» Exercise
Determine the number of lines in the listing that include the string "去除重复"; the reply consists of that number only.
----
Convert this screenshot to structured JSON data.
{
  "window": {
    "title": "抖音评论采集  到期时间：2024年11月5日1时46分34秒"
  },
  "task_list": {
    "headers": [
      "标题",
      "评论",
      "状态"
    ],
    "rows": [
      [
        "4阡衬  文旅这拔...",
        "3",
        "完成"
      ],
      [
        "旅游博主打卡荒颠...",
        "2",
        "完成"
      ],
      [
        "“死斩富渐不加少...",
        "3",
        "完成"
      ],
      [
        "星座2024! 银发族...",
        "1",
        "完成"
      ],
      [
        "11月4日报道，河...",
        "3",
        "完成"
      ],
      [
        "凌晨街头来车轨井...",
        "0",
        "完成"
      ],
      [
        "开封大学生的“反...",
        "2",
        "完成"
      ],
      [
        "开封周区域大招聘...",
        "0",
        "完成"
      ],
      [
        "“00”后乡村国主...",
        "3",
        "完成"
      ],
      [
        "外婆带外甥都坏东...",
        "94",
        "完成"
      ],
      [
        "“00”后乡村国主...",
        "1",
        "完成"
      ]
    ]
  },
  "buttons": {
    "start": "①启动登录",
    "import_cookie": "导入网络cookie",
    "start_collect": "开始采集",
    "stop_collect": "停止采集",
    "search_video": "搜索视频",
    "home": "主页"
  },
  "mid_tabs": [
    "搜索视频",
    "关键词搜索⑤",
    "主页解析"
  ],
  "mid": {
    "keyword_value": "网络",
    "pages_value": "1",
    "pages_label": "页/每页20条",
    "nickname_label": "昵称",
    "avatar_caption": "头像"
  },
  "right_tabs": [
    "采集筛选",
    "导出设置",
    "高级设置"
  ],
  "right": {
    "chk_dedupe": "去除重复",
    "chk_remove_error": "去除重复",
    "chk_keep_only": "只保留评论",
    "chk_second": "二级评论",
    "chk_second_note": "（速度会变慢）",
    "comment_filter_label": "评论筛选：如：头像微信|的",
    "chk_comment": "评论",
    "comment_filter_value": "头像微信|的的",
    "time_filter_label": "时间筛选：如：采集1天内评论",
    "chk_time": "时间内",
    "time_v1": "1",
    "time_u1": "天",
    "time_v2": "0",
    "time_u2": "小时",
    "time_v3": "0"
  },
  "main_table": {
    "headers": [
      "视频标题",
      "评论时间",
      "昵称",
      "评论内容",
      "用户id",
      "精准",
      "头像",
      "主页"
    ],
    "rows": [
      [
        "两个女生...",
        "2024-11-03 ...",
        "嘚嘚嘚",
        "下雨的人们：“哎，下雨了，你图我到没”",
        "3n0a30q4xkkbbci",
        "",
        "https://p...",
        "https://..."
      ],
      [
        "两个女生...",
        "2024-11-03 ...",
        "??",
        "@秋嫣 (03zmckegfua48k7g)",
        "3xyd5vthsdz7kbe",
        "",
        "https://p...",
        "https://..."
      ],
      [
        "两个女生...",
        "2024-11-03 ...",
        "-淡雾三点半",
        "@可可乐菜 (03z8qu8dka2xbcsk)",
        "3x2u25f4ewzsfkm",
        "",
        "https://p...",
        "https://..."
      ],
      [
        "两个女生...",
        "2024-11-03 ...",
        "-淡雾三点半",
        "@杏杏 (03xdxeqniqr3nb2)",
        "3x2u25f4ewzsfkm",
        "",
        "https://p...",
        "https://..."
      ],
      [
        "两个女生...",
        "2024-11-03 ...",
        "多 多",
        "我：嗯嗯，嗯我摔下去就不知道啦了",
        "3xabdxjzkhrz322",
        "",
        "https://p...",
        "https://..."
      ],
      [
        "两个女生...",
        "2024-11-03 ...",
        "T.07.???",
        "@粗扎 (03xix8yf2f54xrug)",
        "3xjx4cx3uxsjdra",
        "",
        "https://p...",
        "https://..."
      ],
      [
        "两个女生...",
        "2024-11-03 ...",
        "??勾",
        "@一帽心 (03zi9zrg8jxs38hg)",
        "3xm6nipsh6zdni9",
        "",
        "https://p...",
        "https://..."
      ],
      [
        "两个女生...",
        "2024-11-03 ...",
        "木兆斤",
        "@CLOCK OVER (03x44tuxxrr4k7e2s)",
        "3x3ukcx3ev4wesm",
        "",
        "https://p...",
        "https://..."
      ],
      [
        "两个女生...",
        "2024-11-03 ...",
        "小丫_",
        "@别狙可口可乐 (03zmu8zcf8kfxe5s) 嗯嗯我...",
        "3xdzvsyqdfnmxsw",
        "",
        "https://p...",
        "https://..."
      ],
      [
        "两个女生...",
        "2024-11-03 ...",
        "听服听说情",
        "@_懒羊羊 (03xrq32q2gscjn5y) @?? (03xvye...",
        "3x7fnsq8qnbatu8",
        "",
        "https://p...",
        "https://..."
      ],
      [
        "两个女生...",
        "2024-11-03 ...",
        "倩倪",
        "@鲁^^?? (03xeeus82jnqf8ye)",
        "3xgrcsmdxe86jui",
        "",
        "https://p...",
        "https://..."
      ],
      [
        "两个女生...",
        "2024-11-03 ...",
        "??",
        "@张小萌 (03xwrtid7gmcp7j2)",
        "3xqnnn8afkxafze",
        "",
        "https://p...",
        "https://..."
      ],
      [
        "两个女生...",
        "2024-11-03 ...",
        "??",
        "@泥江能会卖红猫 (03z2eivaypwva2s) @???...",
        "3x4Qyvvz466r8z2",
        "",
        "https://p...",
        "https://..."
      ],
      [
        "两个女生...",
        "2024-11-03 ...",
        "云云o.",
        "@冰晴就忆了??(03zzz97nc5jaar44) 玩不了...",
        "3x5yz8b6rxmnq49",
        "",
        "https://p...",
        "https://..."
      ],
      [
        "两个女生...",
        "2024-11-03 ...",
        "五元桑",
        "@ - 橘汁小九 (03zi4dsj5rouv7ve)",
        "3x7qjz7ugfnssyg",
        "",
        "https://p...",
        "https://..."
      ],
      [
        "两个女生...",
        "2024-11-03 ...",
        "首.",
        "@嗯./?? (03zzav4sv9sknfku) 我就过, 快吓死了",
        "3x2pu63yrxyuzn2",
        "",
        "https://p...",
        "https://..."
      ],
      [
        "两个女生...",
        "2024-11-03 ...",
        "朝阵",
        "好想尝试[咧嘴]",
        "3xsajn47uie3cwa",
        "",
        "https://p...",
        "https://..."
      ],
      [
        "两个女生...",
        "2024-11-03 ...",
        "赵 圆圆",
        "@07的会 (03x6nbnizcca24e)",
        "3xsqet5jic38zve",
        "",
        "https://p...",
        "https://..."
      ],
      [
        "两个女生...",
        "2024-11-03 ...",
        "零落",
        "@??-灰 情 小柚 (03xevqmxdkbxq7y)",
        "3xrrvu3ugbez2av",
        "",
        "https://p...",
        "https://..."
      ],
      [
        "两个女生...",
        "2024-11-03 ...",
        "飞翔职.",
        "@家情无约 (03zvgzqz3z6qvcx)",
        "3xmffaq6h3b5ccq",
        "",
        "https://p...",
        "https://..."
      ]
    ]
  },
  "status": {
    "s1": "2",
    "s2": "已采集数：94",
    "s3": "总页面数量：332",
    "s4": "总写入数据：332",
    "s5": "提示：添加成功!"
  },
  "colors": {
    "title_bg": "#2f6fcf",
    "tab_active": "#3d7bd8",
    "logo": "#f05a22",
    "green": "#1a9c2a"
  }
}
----
» Written answer
2